Support growing for bringing YMCA to county

First Byline: 
David Purtell - Staff Writer

The "Y-train" is coming and people better get on board.
That's the message County Councilman Jerry Creech had for over 100 people who attended a public meeting Jan. 9 about bringing a YMCA to the county.
Danny McConnell, CEO of the Augusta YMCA, spoke at length about the benefits of establishing a Y in the community. He also said the only way it will happen is if the community pulls together to make it a reality.
McConnell said a facility doesn't have to be built immediately, but that existing buildings, like high-school gymnasiums or the Gail Reyes Center where the meeting was held, can be used to hold programs.
McConnell said a YMCA is perfect for a family-oriented community like Barnwell County.
Creech has said the major reason for the recent push to bring a Y to Barnwell is to offer more options to young people.

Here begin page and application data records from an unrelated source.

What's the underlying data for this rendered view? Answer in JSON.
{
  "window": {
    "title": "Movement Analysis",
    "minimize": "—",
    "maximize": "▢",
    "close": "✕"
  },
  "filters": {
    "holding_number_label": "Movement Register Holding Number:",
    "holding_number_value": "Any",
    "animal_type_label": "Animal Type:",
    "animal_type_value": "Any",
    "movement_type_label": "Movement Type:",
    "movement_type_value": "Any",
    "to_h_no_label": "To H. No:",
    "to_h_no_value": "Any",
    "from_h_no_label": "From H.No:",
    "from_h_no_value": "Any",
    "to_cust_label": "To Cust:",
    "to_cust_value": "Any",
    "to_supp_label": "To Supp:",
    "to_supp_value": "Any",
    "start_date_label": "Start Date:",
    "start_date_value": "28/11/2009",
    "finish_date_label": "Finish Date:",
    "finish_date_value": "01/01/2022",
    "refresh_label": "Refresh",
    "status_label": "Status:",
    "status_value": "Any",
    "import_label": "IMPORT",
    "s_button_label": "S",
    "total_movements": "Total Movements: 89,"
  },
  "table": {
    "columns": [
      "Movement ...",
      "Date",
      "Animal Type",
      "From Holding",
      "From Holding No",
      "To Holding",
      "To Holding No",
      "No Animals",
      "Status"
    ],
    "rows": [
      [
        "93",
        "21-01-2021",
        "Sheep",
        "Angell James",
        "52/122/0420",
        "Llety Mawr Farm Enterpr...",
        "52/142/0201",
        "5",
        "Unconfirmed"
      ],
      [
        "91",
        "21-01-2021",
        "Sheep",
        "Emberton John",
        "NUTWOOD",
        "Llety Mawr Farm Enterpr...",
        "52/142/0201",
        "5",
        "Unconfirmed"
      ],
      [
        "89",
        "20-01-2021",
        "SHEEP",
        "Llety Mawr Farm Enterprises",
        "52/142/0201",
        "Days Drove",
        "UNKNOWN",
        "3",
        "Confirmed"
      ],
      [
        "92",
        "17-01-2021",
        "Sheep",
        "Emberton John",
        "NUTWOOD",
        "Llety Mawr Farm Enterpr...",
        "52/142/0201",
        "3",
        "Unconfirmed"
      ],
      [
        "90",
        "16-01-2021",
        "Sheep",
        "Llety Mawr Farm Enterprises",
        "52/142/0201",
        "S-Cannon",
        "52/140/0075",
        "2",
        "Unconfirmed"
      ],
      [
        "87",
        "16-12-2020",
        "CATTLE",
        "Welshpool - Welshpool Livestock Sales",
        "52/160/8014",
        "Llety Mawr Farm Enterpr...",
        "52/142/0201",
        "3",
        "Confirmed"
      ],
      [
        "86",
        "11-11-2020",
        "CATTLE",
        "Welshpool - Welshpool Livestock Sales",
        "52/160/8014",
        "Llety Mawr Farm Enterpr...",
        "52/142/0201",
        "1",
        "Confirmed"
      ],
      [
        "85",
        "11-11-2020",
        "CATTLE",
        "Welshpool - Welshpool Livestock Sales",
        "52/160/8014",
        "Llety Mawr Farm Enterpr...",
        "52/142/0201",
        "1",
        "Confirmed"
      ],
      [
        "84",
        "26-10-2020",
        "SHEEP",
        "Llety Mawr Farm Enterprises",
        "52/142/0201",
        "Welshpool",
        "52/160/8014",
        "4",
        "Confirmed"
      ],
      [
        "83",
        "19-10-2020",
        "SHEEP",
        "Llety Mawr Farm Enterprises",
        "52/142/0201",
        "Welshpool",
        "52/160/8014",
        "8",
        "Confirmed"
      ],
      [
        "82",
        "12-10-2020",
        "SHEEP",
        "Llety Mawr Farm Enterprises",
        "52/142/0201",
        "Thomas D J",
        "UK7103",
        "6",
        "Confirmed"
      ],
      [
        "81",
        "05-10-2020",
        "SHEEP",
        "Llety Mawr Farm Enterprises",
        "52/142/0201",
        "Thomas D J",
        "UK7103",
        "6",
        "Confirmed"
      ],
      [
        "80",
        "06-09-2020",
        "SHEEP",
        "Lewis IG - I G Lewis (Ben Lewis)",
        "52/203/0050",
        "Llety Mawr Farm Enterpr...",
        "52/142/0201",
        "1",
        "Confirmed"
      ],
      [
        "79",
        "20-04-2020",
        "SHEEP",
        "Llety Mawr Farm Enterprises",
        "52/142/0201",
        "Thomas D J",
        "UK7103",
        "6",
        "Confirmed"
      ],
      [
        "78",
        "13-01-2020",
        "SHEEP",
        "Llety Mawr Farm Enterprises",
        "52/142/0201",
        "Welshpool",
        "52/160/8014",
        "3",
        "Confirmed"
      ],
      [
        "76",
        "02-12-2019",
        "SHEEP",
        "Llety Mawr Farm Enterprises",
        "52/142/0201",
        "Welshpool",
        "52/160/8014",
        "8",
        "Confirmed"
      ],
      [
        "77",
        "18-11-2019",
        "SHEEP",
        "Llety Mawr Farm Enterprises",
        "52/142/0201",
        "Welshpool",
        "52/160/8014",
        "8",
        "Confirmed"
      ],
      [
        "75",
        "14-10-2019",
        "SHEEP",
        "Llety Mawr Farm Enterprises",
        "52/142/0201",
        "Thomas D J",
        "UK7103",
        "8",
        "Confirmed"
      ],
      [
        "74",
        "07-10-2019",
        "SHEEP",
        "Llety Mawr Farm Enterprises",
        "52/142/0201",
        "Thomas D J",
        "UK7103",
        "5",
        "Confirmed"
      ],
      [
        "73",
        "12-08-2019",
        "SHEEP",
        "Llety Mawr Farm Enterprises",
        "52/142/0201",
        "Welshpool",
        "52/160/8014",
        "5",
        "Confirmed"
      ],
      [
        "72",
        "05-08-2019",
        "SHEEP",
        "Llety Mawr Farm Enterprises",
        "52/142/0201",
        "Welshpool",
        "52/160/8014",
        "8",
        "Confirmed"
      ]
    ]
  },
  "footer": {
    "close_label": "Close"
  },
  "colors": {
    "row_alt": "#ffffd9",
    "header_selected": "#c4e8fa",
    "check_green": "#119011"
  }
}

But McConnell said Y's offer memberships and programs for people of all ages.
Sheriff Ed Carroll, who is on the independent recreation committee working to make the YMCA a reality, said crime increases 11 percent in the county during the summer months, and it's mostly juvenile crime.
Carroll said young people don't have anything to do in the summertime.
"We have good people in Barnwell County," he said about those working to improve the lives of children.
A group of high school students was at the meeting to show their support for the idea. And several parents brought their young children to the meeting.
Five county-council members were at the meeting along with Blackville Mayor Mike Beasley. City of Barnwell Recreation Director Mike Shumaker was there too, and he said having a YMCA would be great for the county.
County Council Chairman Freddie Houston emphasized the need for the community to work together to make Barnwell a better place. For too long, he said, Barnwell has been sitting idle while neighboring counties, like Aiken - which has a YMCA - move forward.
"Some people just don't like change," he said.
But when it comes to change, Houston said, you can either make it happen or watch it happen.
"I think most of us want to be part of change," he said.
Several residents expressed their support for bringing a Y to the county.
Nick Toole, a 2006 Barnwell High School graduate, said a YMCA is the kind of organization Barnwell needs "to give people a sense of community."
Gibby Sanders Jr., who has spent most of his life in Barnwell, said projects like the YMCA are what the county needs if the area is going to survive.
"You're either growing on the vine, or you're dying," he said, "Let this (the Y) be the first step."
As far as funding for a YMCA, McConnell said the money will come from and have to be raised by the community. Normally, he said, the YMCA's national organization wants $300,000 to be raised to get a new Y going. That covers the cost of hiring a director, starting basic programs and paying rent and utilities for supplemental buildings, if used, in the first three years.
Asked after the meeting about where the project is at financially, Creech said there is money, both public and private, ready to go toward a Y. He said he couldn't specify how much or where the money is coming from until the process is further along.
Creech also said he doesn't want years to pass before a facility is built, but instead wants it to happen as fast as possible.
The next step is to form an 18-member volunteer board of directors to guide the YMCA. Creech said he'd like to see all the towns in the county represented on the board.
A local Y, which could partner with other organizations in the county, could either be part of the regional branch or independent. The benefit of being part of a branch is having a financial safety net, McConnell said. He added that independent Y's have the luxury of doing things their own way.
Anyone who wants to get involved can contact Creech at his home at (803) 259-1455, any other member of county council or Lisa Firmender, executive director of Generations Unlimited.